Simeon said : “I started this business so I could have pocket money which I need for going to soccer practice, saving towards college and helping with food purchases at home when there’s a lack.” Unfortunately, 2 months after he started his business, the state of emergency was declared and his activity had to stop. This was particularly hard for him, as he is pursuing a professional soccer career, and wasn’t able to go to practice at his local club because of a lack of money.
His parents were also home during the state of emergency and he explained : “Times were extremely difficult for our family, but by the grace of God, we were able to eat on a daily basis. We’d never seen anything like it before.” Simeon used a Lingala term “Mpiaka” to describe the financial situation at home. It can be translated as “Pitch bottom” in English, simply stating the lowest point that one can reach financially. The discourse is the same throughout the country which is experiencing a health and economic crisis. People feel like never before have their finances been so challenging.
According to International Rivers, “The situation in many parts of the DRC is tense...In many areas there are also shortages of water, soap and personal protective equipment. These factors coupled with the almost instantaneous need to shift to working remotely has created a number of operational challenges”
And not working means that Simeon had to do without more than just soccer. If he can’t work , he can’t save towards his college tuition either. Simeon isn’t discouraged; he understands that crises happen from time to time in life, but that they aren’t the final destination. He says “I hope to become an international professional soccer player one day, it is my biggest dream. Perhaps you’ll see me on TV one day.”
I boldly told him that it would be my greatest joy to see him become the soccer player he wishes to be.
On a more encouraging note, the month of July brought many beautiful and positive changes.
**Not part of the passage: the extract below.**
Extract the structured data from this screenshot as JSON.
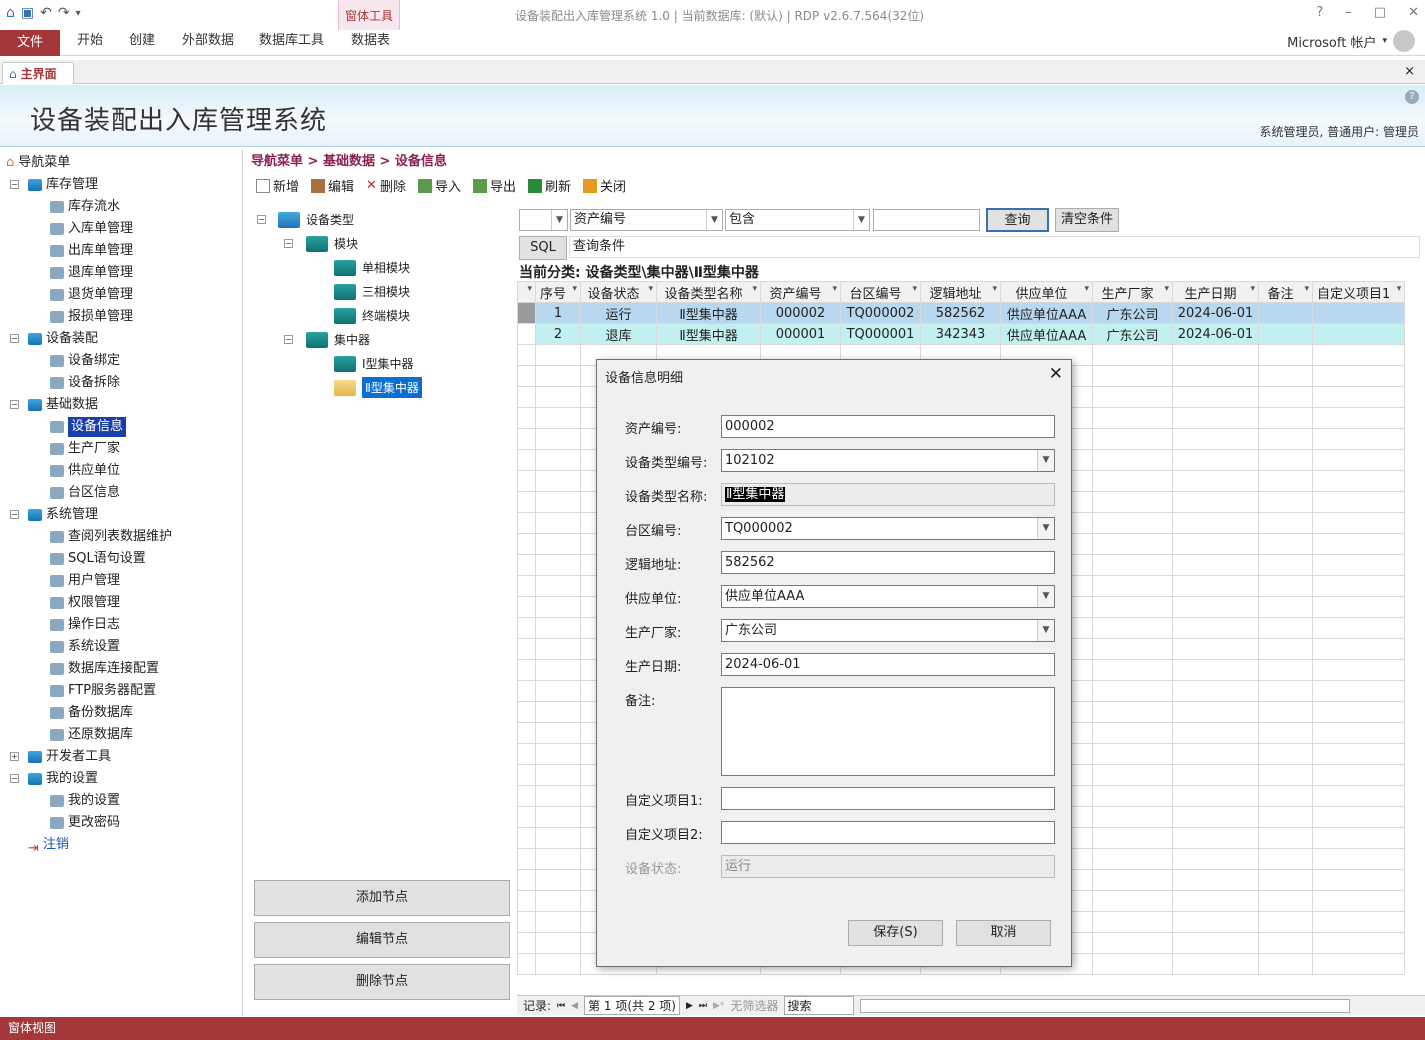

The state of emergency was finally lifted after 6 consecutive extensions, and things are slowly but surely getting back to a different kind of normal. The country registers “88% rate of healing” and the “catacombs” predicted by OMS has not seen light in Kinshasa.
Businesses are confidently restarting and hoping to recover as best as possible. With flights opening, people are traveling to and from and within the DRC. COVID19 remains a present enemy. However, people have decided to live with it, prudently but with no fear. Armed with a steel mentality, entrepreneurs are constantly looking for ways to keep making a living during such times. COVID19 , a crisis, a lesson , an opportunity. An opportunity to push past one’s limits and to flourish while overcoming tenacious adversity.
By Doucette Kayombo